● WHAT YOU HAVE TO DO: Lines in the records below that contain the word "Laplace" must each be copied.
-- DATA follows --
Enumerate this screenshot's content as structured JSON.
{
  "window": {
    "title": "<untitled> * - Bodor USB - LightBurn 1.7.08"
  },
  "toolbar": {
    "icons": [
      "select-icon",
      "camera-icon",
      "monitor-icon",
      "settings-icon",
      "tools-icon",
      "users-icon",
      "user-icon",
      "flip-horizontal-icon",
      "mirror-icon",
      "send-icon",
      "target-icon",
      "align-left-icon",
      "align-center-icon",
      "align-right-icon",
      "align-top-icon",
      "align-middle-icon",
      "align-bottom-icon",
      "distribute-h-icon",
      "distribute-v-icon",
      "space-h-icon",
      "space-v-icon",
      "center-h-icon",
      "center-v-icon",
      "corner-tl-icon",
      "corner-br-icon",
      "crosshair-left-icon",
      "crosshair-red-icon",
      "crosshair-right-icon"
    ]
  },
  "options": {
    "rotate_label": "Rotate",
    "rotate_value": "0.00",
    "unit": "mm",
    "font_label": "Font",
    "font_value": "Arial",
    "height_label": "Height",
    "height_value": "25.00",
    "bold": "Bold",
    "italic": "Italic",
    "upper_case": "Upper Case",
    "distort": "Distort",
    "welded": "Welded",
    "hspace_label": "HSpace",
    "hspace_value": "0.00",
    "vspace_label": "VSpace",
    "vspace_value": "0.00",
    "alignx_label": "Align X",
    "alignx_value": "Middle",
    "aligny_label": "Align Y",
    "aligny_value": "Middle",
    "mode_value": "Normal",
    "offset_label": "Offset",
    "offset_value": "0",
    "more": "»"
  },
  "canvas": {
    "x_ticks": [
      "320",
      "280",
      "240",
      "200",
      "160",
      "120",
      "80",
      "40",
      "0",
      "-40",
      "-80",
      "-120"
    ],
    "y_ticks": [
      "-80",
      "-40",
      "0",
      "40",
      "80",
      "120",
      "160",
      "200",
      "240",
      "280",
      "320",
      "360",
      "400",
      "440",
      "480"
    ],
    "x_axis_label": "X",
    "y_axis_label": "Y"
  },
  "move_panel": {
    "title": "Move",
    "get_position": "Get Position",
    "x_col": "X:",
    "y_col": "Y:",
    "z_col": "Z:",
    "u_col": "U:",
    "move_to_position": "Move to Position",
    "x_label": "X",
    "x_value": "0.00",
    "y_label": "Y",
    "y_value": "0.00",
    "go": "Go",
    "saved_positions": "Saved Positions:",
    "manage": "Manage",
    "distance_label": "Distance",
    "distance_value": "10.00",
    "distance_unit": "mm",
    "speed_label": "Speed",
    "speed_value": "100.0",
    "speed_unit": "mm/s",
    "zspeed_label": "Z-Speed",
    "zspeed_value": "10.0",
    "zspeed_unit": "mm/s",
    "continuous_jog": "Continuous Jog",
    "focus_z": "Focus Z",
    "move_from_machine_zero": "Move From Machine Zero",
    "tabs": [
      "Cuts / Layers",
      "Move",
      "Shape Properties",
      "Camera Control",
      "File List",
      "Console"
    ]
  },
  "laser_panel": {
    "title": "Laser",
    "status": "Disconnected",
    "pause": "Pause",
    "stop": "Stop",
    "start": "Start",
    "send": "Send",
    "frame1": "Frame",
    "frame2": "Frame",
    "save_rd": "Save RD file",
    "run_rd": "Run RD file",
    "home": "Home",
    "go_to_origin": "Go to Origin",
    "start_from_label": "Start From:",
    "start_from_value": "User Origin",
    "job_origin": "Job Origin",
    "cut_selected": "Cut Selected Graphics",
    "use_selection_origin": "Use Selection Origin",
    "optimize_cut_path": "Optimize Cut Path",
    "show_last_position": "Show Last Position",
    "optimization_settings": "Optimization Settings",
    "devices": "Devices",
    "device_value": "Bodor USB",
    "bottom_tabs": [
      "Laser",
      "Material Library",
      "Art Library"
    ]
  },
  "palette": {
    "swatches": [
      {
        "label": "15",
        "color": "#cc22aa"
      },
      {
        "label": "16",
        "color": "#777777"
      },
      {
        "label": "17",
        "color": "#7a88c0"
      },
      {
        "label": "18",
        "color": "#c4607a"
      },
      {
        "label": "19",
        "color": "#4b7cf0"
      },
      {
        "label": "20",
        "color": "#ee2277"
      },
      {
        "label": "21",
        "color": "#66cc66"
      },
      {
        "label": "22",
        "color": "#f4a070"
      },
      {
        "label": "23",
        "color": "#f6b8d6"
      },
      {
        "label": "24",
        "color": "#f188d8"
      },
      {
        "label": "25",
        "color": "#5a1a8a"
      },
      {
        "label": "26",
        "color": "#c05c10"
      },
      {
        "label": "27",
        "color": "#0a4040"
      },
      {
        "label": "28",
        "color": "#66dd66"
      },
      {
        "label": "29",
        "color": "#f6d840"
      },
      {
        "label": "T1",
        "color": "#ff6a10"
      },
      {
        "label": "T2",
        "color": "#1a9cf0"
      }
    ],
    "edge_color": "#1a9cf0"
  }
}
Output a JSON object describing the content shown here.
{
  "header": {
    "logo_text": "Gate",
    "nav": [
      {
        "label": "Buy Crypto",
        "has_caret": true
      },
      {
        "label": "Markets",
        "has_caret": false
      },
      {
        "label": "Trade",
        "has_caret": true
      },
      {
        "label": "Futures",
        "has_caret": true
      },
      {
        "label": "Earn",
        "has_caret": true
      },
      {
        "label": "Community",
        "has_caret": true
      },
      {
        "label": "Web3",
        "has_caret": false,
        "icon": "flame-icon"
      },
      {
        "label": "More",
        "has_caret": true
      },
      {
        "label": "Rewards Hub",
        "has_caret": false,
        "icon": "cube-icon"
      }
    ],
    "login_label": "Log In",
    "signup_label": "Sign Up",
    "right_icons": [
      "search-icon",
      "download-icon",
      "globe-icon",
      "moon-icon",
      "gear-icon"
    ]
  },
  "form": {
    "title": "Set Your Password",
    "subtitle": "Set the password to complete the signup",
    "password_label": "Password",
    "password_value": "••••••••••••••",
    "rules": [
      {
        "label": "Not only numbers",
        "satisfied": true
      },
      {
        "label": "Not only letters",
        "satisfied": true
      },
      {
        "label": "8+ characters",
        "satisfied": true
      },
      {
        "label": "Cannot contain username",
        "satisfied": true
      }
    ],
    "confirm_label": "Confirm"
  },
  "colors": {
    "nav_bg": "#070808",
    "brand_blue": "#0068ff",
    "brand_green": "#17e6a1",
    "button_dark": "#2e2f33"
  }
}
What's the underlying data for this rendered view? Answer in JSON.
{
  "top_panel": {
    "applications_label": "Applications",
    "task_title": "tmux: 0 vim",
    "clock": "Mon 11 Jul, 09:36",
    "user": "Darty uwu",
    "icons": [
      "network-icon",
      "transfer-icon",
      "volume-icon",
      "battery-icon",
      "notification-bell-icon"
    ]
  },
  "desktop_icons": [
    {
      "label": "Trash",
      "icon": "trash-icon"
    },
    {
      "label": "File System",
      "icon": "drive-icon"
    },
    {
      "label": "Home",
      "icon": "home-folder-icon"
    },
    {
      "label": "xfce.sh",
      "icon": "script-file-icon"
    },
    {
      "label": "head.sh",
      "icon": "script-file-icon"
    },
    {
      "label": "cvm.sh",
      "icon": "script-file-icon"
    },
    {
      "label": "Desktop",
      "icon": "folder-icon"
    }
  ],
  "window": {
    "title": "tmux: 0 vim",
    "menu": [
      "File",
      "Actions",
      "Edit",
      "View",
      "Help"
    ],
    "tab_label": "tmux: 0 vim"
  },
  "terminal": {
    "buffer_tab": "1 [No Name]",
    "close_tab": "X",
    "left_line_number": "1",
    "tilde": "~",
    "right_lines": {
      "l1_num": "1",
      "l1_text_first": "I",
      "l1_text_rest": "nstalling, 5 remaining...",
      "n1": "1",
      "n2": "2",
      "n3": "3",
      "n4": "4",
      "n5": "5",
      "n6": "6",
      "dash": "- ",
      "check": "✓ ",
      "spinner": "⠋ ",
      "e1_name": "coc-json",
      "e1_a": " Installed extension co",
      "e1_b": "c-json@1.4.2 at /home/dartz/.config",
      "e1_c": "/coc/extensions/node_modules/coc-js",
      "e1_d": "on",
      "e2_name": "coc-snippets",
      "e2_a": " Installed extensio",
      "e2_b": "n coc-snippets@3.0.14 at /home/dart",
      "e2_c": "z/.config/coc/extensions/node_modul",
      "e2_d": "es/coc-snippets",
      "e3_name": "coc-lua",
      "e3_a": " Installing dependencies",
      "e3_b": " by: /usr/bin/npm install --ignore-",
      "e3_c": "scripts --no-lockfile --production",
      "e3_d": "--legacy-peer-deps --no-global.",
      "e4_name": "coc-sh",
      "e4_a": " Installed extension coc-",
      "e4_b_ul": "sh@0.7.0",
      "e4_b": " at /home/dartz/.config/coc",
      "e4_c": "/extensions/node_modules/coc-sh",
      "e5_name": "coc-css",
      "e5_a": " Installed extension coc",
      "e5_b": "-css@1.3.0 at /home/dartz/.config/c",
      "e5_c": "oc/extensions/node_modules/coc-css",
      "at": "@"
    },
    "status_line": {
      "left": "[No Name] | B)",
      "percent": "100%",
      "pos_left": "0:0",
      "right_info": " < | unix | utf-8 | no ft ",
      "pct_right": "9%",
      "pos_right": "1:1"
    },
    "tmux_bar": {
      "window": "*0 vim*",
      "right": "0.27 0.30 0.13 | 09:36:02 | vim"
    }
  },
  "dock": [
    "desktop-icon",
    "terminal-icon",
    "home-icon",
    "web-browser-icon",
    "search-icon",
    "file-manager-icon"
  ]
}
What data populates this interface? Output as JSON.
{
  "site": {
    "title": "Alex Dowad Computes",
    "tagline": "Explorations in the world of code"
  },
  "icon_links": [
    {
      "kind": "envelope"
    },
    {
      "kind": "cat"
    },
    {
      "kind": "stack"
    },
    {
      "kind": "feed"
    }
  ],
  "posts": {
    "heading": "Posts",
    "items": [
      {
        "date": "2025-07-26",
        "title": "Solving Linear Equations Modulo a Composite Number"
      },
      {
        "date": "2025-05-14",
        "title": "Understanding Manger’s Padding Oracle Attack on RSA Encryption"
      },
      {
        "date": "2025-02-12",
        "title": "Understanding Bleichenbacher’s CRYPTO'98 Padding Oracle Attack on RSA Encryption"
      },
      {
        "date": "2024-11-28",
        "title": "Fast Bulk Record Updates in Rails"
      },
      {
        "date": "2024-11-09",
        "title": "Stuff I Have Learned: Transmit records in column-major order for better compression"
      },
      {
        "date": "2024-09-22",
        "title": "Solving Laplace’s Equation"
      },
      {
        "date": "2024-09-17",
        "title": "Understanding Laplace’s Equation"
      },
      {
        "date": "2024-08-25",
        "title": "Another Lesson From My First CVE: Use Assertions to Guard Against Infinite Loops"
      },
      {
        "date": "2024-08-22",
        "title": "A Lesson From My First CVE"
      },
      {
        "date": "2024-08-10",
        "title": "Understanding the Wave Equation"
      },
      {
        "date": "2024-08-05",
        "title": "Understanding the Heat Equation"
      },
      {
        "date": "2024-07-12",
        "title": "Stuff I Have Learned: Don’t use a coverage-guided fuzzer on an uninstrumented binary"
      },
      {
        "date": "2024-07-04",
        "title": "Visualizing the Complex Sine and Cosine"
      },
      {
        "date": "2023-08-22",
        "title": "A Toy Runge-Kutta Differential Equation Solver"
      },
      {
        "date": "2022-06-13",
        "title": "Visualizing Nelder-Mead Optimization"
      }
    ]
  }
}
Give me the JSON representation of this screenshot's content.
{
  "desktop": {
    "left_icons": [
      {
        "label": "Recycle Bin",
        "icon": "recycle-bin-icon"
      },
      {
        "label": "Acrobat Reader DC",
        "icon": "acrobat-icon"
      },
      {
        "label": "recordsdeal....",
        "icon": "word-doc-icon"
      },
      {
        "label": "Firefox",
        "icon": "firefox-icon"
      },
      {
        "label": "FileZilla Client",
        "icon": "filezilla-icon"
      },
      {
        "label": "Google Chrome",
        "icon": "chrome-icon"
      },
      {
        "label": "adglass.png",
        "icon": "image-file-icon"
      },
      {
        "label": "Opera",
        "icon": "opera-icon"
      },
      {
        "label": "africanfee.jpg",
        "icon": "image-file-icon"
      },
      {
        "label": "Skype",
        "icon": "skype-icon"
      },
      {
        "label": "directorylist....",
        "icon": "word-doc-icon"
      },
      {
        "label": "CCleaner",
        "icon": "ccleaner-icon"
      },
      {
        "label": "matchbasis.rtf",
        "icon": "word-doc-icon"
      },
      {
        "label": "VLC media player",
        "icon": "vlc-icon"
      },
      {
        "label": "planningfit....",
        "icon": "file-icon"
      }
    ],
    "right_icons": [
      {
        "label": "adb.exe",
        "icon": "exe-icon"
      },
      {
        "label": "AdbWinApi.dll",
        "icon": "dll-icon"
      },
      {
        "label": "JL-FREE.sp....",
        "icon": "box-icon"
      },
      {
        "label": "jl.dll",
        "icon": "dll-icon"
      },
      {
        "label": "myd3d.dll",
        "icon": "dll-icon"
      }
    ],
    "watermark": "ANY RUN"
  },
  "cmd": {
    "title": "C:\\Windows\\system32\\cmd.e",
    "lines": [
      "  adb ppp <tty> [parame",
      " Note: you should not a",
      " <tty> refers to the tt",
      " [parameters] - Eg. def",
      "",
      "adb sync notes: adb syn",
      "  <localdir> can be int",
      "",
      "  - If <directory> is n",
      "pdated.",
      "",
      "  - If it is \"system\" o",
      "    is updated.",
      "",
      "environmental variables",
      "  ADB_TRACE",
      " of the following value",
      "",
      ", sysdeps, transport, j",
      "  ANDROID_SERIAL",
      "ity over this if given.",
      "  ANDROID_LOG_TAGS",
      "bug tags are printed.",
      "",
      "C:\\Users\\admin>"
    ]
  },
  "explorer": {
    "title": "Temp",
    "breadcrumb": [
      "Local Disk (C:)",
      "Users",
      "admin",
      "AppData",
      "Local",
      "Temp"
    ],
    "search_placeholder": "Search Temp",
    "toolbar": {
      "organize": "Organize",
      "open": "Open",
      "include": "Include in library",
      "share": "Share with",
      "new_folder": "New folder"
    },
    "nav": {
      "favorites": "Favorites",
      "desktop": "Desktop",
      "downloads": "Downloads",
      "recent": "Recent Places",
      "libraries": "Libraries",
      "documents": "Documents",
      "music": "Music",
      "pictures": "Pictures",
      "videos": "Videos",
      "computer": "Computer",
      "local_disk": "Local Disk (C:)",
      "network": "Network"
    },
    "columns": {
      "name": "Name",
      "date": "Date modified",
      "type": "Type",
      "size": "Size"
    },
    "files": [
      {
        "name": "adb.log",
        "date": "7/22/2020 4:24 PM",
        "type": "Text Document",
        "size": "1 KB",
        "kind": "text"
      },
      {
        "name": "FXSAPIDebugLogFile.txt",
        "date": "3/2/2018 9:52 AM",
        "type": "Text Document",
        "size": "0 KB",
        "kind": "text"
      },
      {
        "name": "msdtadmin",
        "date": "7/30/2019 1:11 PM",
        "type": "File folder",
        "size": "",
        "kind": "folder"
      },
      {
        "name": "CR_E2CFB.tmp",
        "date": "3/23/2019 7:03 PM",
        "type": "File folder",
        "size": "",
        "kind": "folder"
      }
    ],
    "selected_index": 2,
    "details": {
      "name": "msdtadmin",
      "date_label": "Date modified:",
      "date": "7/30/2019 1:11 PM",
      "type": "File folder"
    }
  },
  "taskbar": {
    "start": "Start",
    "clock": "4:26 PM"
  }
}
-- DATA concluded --
● FINISHED TASK:
        "title": "Solving Laplace’s Equation"
        "title": "Understanding Laplace’s Equation"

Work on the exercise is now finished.